A Free Radical Substitution Reaction
This page gives you the facts and a simple, uncluttered mechanism for the free radical substitution reaction between methylbenzene (previously known as toluene) and chlorine. If you want the mechanism explained to you in detail, there is a link at the bottom of the page.
Methylbenzene has a methyl group attached to a benzene ring. The hexagon with the circle inside is the standard symbol for this ring. There is a carbon atom at each corner of the hexagon, and a hydrogen atom on each carbon apart from the one with the methyl group attached.
Note: There is no need to worry about the bonding in the benzene ring at this point. If you are interested, you can follow the link – but it isn't important for now.
The reaction we are going to explore happens between methylbenzene and chlorine in the presence of ultraviolet light – typically sunlight. This is a good example of a photochemical reaction – a reaction brought about by light.

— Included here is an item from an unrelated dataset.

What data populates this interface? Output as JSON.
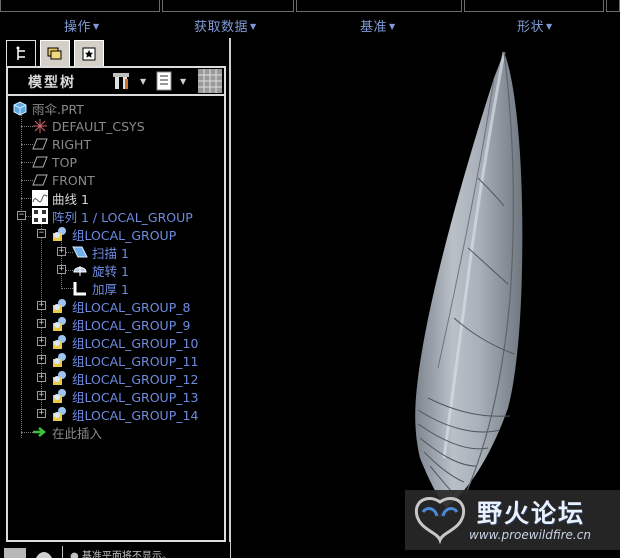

Note: These reactions are sometimes described as examples of photocatalysis – reactions catalysed by light. It is better to use the term "photochemical" and keep the word "catalysis" for reactions speeded up by actual substances rather than light.
The organic product is (chloromethyl)benzene. The brackets in the name emphasise that the chlorine is part of the attached methyl group, and isn't on the ring.
One of the hydrogen atoms in the methyl group has been replaced by a chlorine atom, so this is a substitution reaction. However, the reaction doesn't stop there, and all three hydrogens in the methyl group can in turn be replaced by chlorine atoms. Multiple substitution is dealt with on a separate page, and you will find a link to that at the bottom of this page.
Important! There is another reaction which happens between methylbenzene and chlorine in the absence of light and in the presence of a number of possible catalysts. In that one, substitution happens in the benzene ring instead of in the methyl group. You will find this reaction discussed under electrophilic substitution reactions.
The mechanism involves a chain reaction. During a chain reaction, for every reactive species you start off with, a new one is generated at the end – and this keeps the process going.
Species: a useful word which is used in chemistry to mean any sort of particle you want it to mean. It covers molecules, ions, atoms, or (in this case) free radicals.
The over-all process is known as free radical substitution, or as a free radical chain reaction.
Note: If you aren't sure about the words free radical or substitution, read the page What is free radical substitution?.
The chain is initiated (started) by UV light breaking a chlorine molecule into free radicals.
Chain propagation reactions
These are the reactions which keep the chain going.
Chain termination reactions
These are reactions which remove free radicals from the system without replacing them by new ones. If any two free radicals collide, they will join together without producing any new radicals.
The simplest example of this is a collision between two chlorine radicals.